● **EXERCISE INSTRUCTIONS**
Give back the records below exactly, every one, with no pictures.

Start of Block

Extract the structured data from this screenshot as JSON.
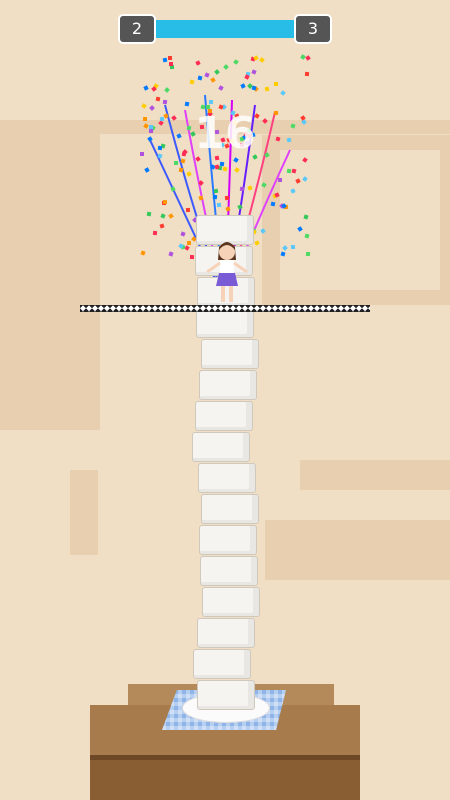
{
  "hud": {
    "current_level": "2",
    "next_level": "3",
    "progress": 1.0,
    "score": "16"
  },
  "colors": {
    "background": "#f0dfc4",
    "progress_fill": "#27bde6",
    "level_box": "#555555",
    "block": "#f6f4f0",
    "table": "#a77b4c",
    "napkin": "#8fb4e8"
  },
  "tower": {
    "block_count": 16
  },
  "icons": {
    "character": "girl-character-icon",
    "finish": "checkered-finish-line",
    "effect": "confetti-celebration"
  }
}
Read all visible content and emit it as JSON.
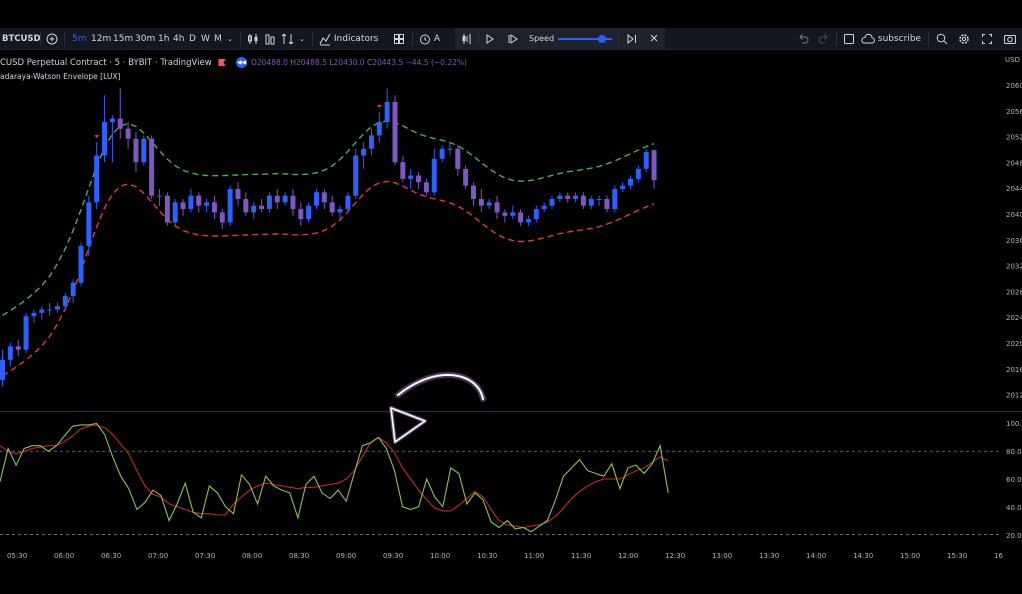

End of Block

● **ANSWER SPACE**
Extract the structured data from this screenshot as JSON.
{
  "hud": {
    "current_level": "2",
    "next_level": "3",
    "progress": 1.0,
    "score": "16"
  },
  "colors": {
    "background": "#f0dfc4",
    "progress_fill": "#27bde6",
    "level_box": "#555555",
    "block": "#f6f4f0",
    "table": "#a77b4c",
    "napkin": "#8fb4e8"
  },
  "tower": {
    "block_count": 16
  },
  "icons": {
    "character": "girl-character-icon",
    "finish": "checkered-finish-line",
    "effect": "confetti-celebration"
  }
}
Read all visible content and emit it as JSON.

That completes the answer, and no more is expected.